JOINT aims to bring analytical clarity to how domestic and systemic factors constrain the ability of the EU and its member states to agree on policy objectives, integrate policy instruments and coordinate with external players in a number of crises and conflicts.
Internal contestation kicks in when EU governments subordinate the pursuit of EU-wide interests to calculations of domestic convenience largely unrelated to the crisis or conflict.
Regional fragmentation weighs heavily on EU conflict management efforts due to the extreme complexity of the challenges it poses, spanning forging a joint understanding of regional fault lines, identifying the local and regional stakeholders to engage, generating the necessary capabilities and reconciling conflicting priorities among EU member states.

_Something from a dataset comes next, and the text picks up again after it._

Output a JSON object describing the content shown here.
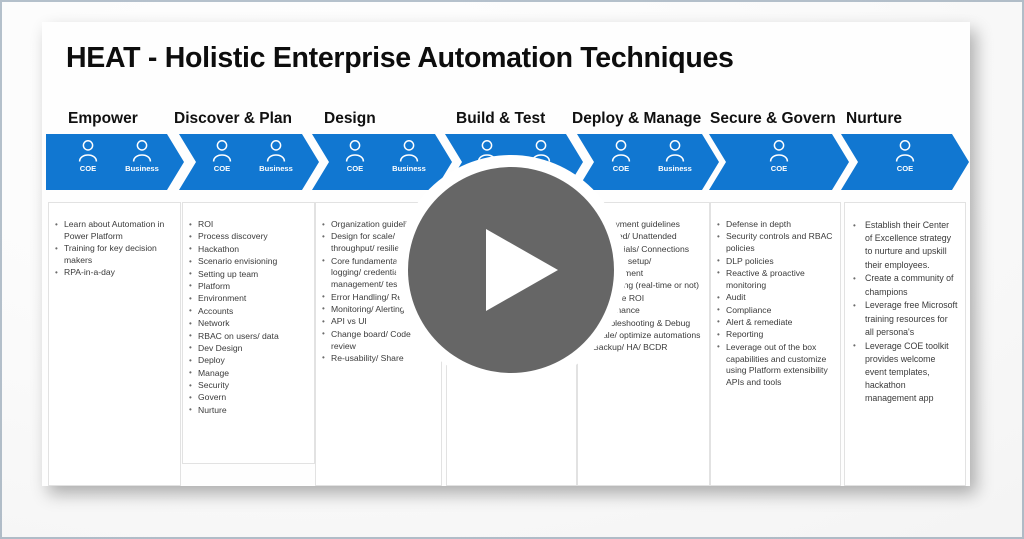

Multipolar competition makes EU crisis/conflict management always a function of the ability of the EU and its member states to manage convergence or divergence patterns with other powers, especially the United States, Russia and China